> [About this exercise]: Whenever a line in the records below contains "aceite", pick it out.

─── Extracted information

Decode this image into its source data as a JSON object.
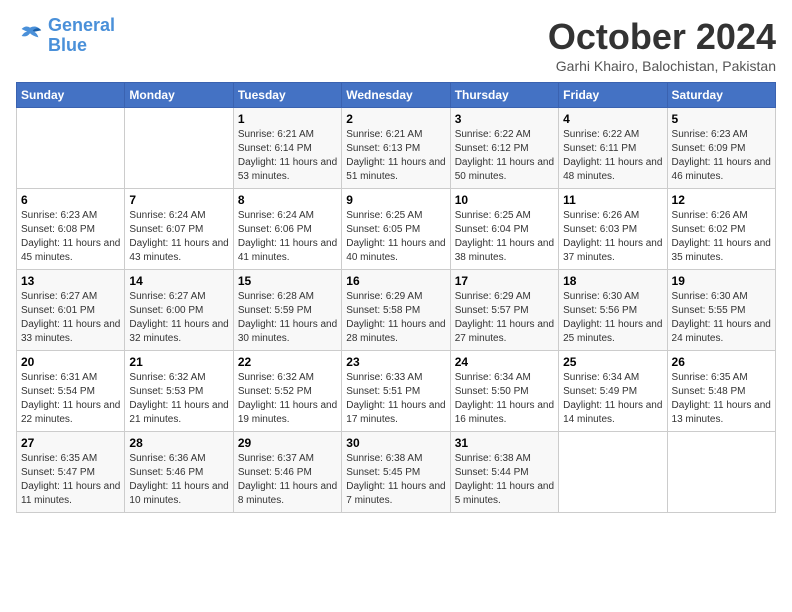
{
  "header": {
    "logo_line1": "General",
    "logo_line2": "Blue",
    "month_title": "October 2024",
    "location": "Garhi Khairo, Balochistan, Pakistan"
  },
  "days_of_week": [
    "Sunday",
    "Monday",
    "Tuesday",
    "Wednesday",
    "Thursday",
    "Friday",
    "Saturday"
  ],
  "weeks": [
    [
      {
        "day": "",
        "info": ""
      },
      {
        "day": "",
        "info": ""
      },
      {
        "day": "1",
        "info": "Sunrise: 6:21 AM\nSunset: 6:14 PM\nDaylight: 11 hours and 53 minutes."
      },
      {
        "day": "2",
        "info": "Sunrise: 6:21 AM\nSunset: 6:13 PM\nDaylight: 11 hours and 51 minutes."
      },
      {
        "day": "3",
        "info": "Sunrise: 6:22 AM\nSunset: 6:12 PM\nDaylight: 11 hours and 50 minutes."
      },
      {
        "day": "4",
        "info": "Sunrise: 6:22 AM\nSunset: 6:11 PM\nDaylight: 11 hours and 48 minutes."
      },
      {
        "day": "5",
        "info": "Sunrise: 6:23 AM\nSunset: 6:09 PM\nDaylight: 11 hours and 46 minutes."
      }
    ],
    [
      {
        "day": "6",
        "info": "Sunrise: 6:23 AM\nSunset: 6:08 PM\nDaylight: 11 hours and 45 minutes."
      },
      {
        "day": "7",
        "info": "Sunrise: 6:24 AM\nSunset: 6:07 PM\nDaylight: 11 hours and 43 minutes."
      },
      {
        "day": "8",
        "info": "Sunrise: 6:24 AM\nSunset: 6:06 PM\nDaylight: 11 hours and 41 minutes."
      },
      {
        "day": "9",
        "info": "Sunrise: 6:25 AM\nSunset: 6:05 PM\nDaylight: 11 hours and 40 minutes."
      },
      {
        "day": "10",
        "info": "Sunrise: 6:25 AM\nSunset: 6:04 PM\nDaylight: 11 hours and 38 minutes."
      },
      {
        "day": "11",
        "info": "Sunrise: 6:26 AM\nSunset: 6:03 PM\nDaylight: 11 hours and 37 minutes."
      },
      {
        "day": "12",
        "info": "Sunrise: 6:26 AM\nSunset: 6:02 PM\nDaylight: 11 hours and 35 minutes."
      }
    ],
    [
      {
        "day": "13",
        "info": "Sunrise: 6:27 AM\nSunset: 6:01 PM\nDaylight: 11 hours and 33 minutes."
      },
      {
        "day": "14",
        "info": "Sunrise: 6:27 AM\nSunset: 6:00 PM\nDaylight: 11 hours and 32 minutes."
      },
      {
        "day": "15",
        "info": "Sunrise: 6:28 AM\nSunset: 5:59 PM\nDaylight: 11 hours and 30 minutes."
      },
      {
        "day": "16",
        "info": "Sunrise: 6:29 AM\nSunset: 5:58 PM\nDaylight: 11 hours and 28 minutes."
      },
      {
        "day": "17",
        "info": "Sunrise: 6:29 AM\nSunset: 5:57 PM\nDaylight: 11 hours and 27 minutes."
      },
      {
        "day": "18",
        "info": "Sunrise: 6:30 AM\nSunset: 5:56 PM\nDaylight: 11 hours and 25 minutes."
      },
      {
        "day": "19",
        "info": "Sunrise: 6:30 AM\nSunset: 5:55 PM\nDaylight: 11 hours and 24 minutes."
      }
    ],
    [
      {
        "day": "20",
        "info": "Sunrise: 6:31 AM\nSunset: 5:54 PM\nDaylight: 11 hours and 22 minutes."
      },
      {
        "day": "21",
        "info": "Sunrise: 6:32 AM\nSunset: 5:53 PM\nDaylight: 11 hours and 21 minutes."
      },
      {
        "day": "22",
        "info": "Sunrise: 6:32 AM\nSunset: 5:52 PM\nDaylight: 11 hours and 19 minutes."
      },
      {
        "day": "23",
        "info": "Sunrise: 6:33 AM\nSunset: 5:51 PM\nDaylight: 11 hours and 17 minutes."
      },
      {
        "day": "24",
        "info": "Sunrise: 6:34 AM\nSunset: 5:50 PM\nDaylight: 11 hours and 16 minutes."
      },
      {
        "day": "25",
        "info": "Sunrise: 6:34 AM\nSunset: 5:49 PM\nDaylight: 11 hours and 14 minutes."
      },
      {
        "day": "26",
        "info": "Sunrise: 6:35 AM\nSunset: 5:48 PM\nDaylight: 11 hours and 13 minutes."
      }
    ],
    [
      {
        "day": "27",
        "info": "Sunrise: 6:35 AM\nSunset: 5:47 PM\nDaylight: 11 hours and 11 minutes."
      },
      {
        "day": "28",
        "info": "Sunrise: 6:36 AM\nSunset: 5:46 PM\nDaylight: 11 hours and 10 minutes."
      },
      {
        "day": "29",
        "info": "Sunrise: 6:37 AM\nSunset: 5:46 PM\nDaylight: 11 hours and 8 minutes."
      },
      {
        "day": "30",
        "info": "Sunrise: 6:38 AM\nSunset: 5:45 PM\nDaylight: 11 hours and 7 minutes."
      },
      {
        "day": "31",
        "info": "Sunrise: 6:38 AM\nSunset: 5:44 PM\nDaylight: 11 hours and 5 minutes."
      },
      {
        "day": "",
        "info": ""
      },
      {
        "day": "",
        "info": ""
      }
    ]
  ]
}
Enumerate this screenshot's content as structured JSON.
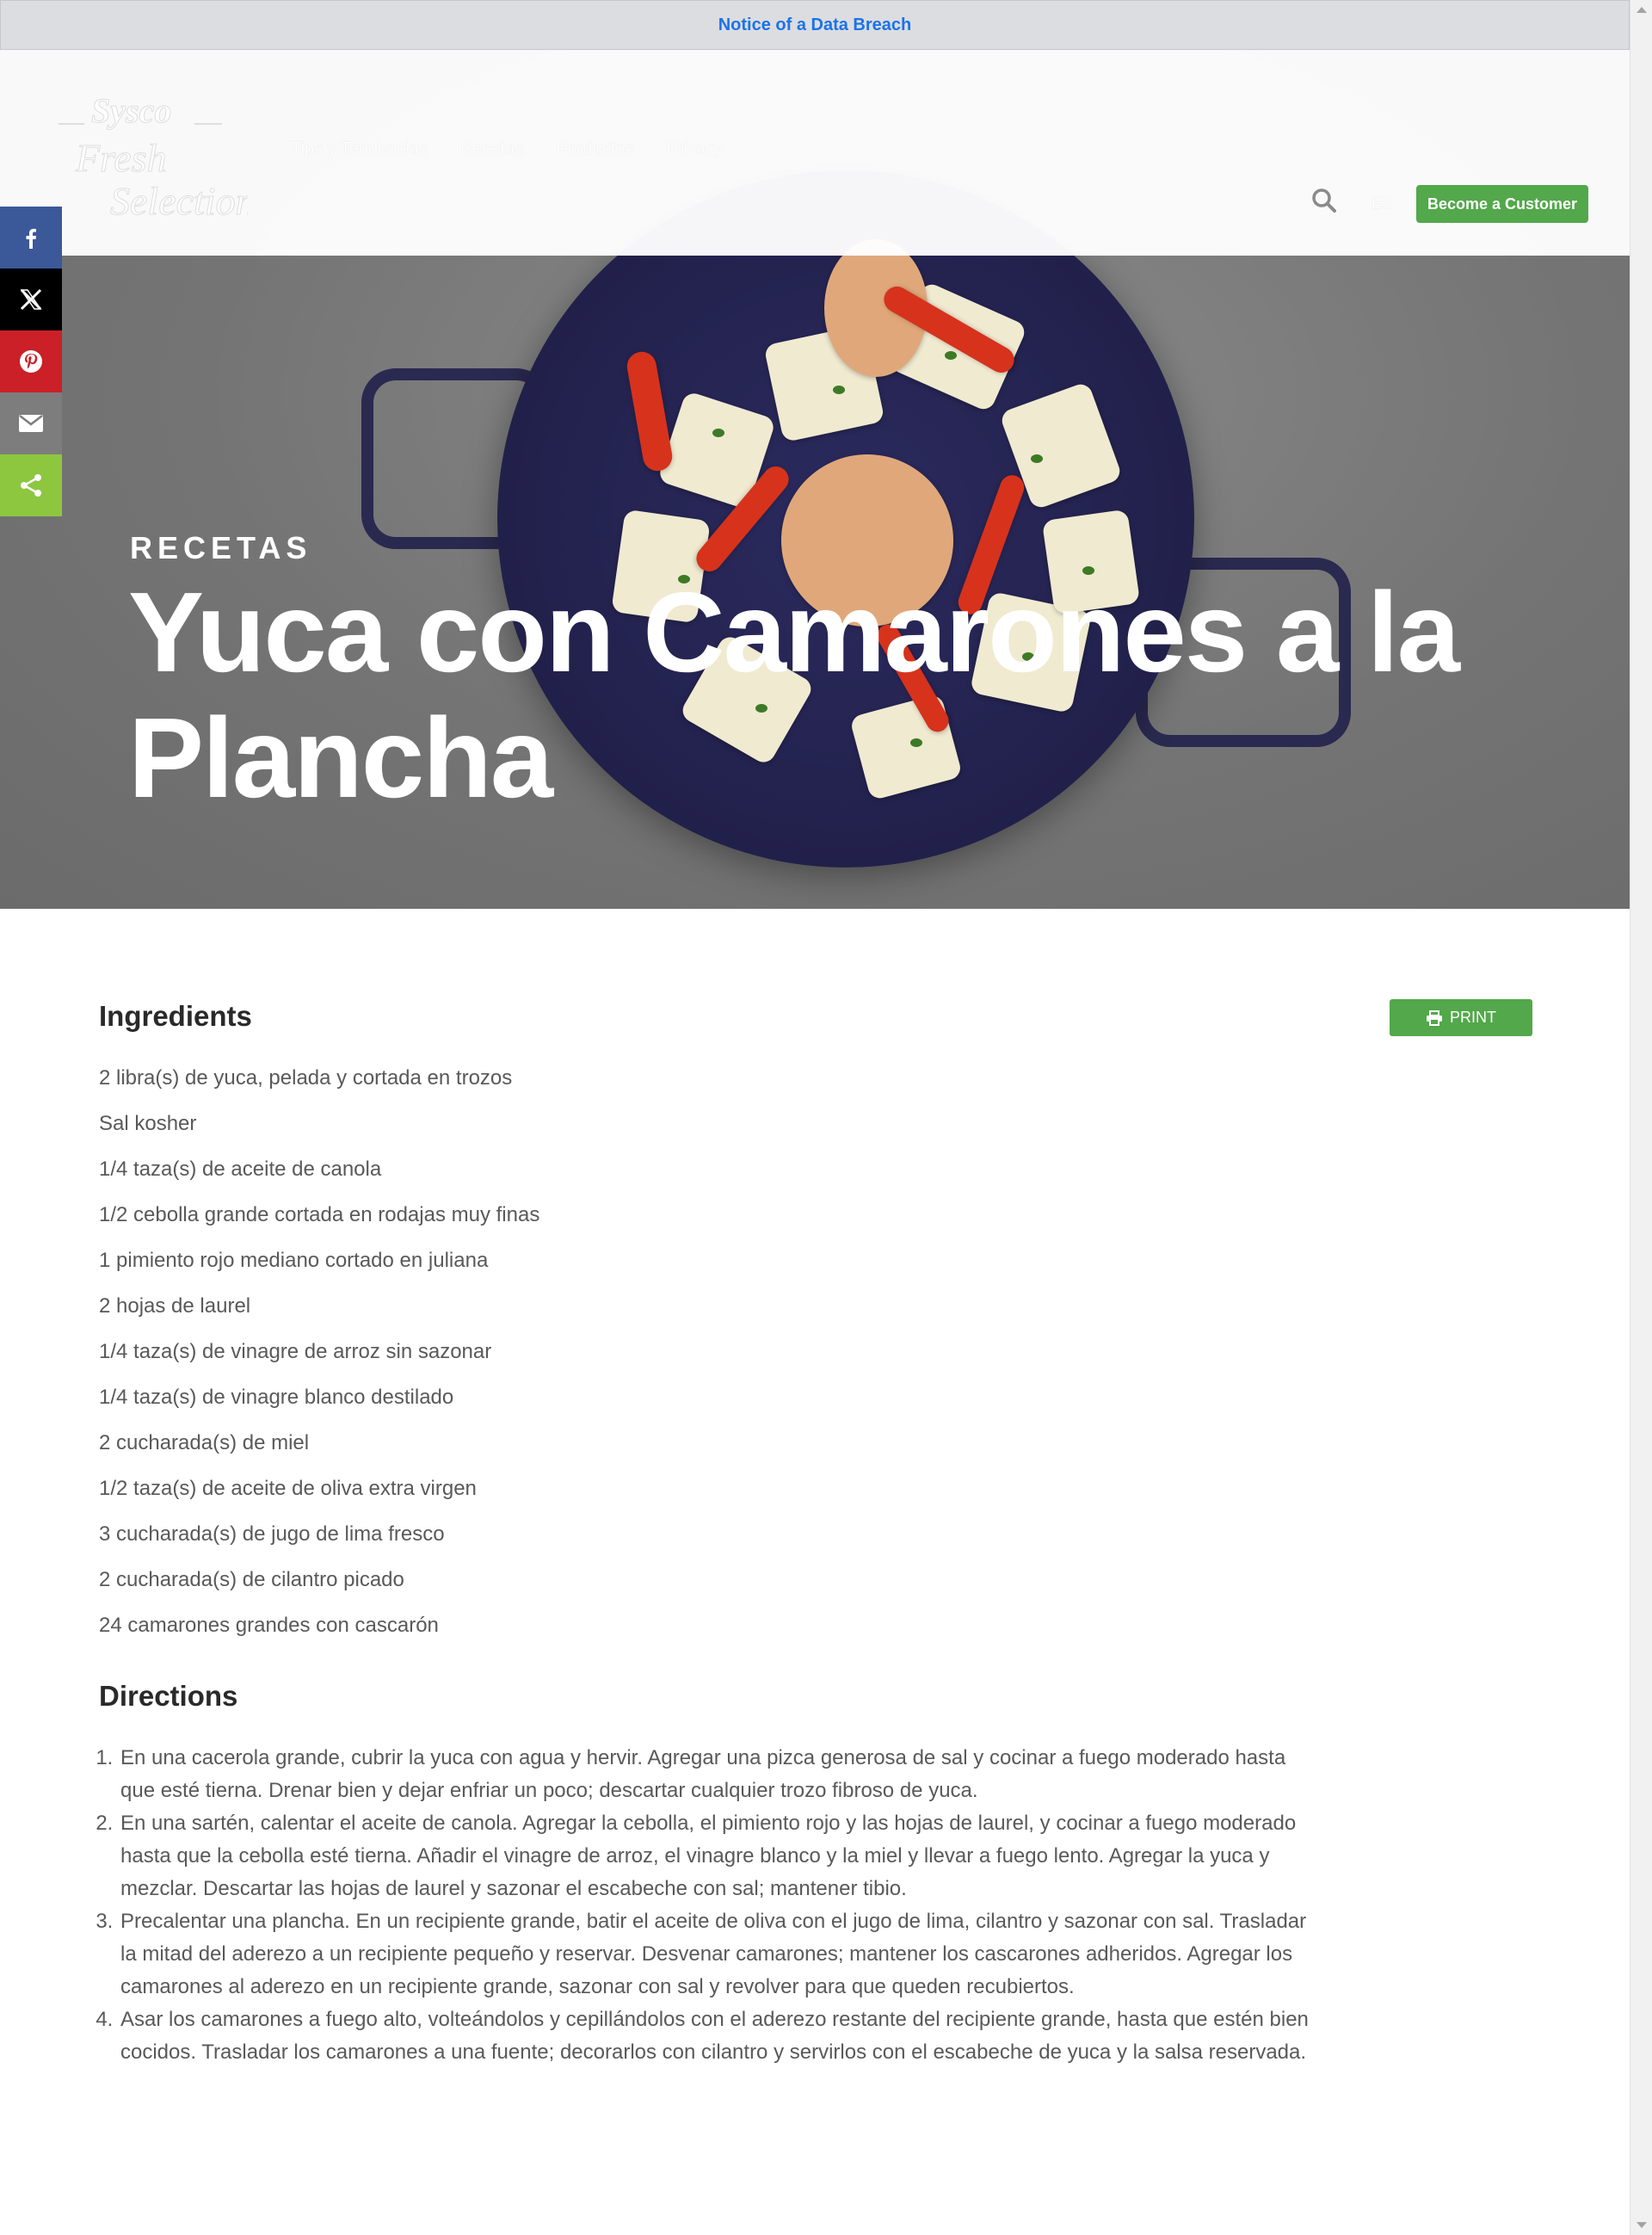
{
  "notice": {
    "link": "Notice of a Data Breach"
  },
  "header": {
    "logo_top": "Sysco",
    "logo_bottom": "Fresh Selection",
    "nav": [
      "Tips y Tendencias",
      "Recetas",
      "Productos",
      "Privacy"
    ],
    "search_icon": "search-icon",
    "language": "ES",
    "become_customer": "Become a Customer"
  },
  "share": [
    "facebook-icon",
    "x-icon",
    "pinterest-icon",
    "email-icon",
    "share-icon"
  ],
  "hero": {
    "kicker": "RECETAS",
    "title": "Yuca con Camarones a la Plancha"
  },
  "ingredients": {
    "heading": "Ingredients",
    "print": "PRINT",
    "items": [
      "2 libra(s) de yuca, pelada y cortada en trozos",
      "Sal kosher",
      "1/4 taza(s) de aceite de canola",
      "1/2 cebolla grande cortada en rodajas muy finas",
      "1 pimiento rojo mediano cortado en juliana",
      "2 hojas de laurel",
      "1/4 taza(s) de vinagre de arroz sin sazonar",
      "1/4 taza(s) de vinagre blanco destilado",
      "2 cucharada(s) de miel",
      "1/2 taza(s) de aceite de oliva extra virgen",
      "3 cucharada(s) de jugo de lima fresco",
      "2 cucharada(s) de cilantro picado",
      "24 camarones grandes con cascarón"
    ]
  },
  "directions": {
    "heading": "Directions",
    "steps": [
      "En una cacerola grande, cubrir la yuca con agua y hervir. Agregar una pizca generosa de sal y cocinar a fuego moderado hasta que esté tierna. Drenar bien y dejar enfriar un poco; descartar cualquier trozo fibroso de yuca.",
      "En una sartén, calentar el aceite de canola. Agregar la cebolla, el pimiento rojo y las hojas de laurel, y cocinar a fuego moderado hasta que la cebolla esté tierna. Añadir el vinagre de arroz, el vinagre blanco y la miel y llevar a fuego lento. Agregar la yuca y mezclar. Descartar las hojas de laurel y sazonar el escabeche con sal; mantener tibio.",
      "Precalentar una plancha. En un recipiente grande, batir el aceite de oliva con el jugo de lima,  cilantro y sazonar con sal. Trasladar la mitad del aderezo a un recipiente pequeño y reservar. Desvenar camarones; mantener los cascarones adheridos. Agregar los camarones al aderezo en un recipiente grande, sazonar con sal y revolver para que queden recubiertos.",
      "Asar los camarones a fuego alto, volteándolos y cepillándolos con el aderezo restante del recipiente grande, hasta que estén bien cocidos. Trasladar los camarones a una fuente; decorarlos con cilantro y servirlos con el escabeche de yuca y la salsa reservada."
    ]
  },
  "colors": {
    "accent_green": "#52a84a",
    "link_blue": "#1a73e8"
  }
}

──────

> [Solution for this task]:
      "1/4 taza(s) de aceite de canola",
      "1/2 taza(s) de aceite de oliva extra virgen",
      "En una sartén, calentar el aceite de canola. Agregar la cebolla, el pimiento rojo y las hojas de laurel, y cocinar a fuego moderado hasta que la cebolla esté tierna. Añadir el vinagre de arroz, el vinagre blanco y la miel y llevar a fuego lento. Agregar la yuca y mezclar. Descartar las hojas de laurel y sazonar el escabeche con sal; mantener tibio.",
      "Precalentar una plancha. En un recipiente grande, batir el aceite de oliva con el jugo de lima,  cilantro y sazonar con sal. Trasladar la mitad del aderezo a un recipiente pequeño y reservar. Desvenar camarones; mantener los cascarones adheridos. Agregar los camarones al aderezo en un recipiente grande, sazonar con sal y revolver para que queden recubiertos.",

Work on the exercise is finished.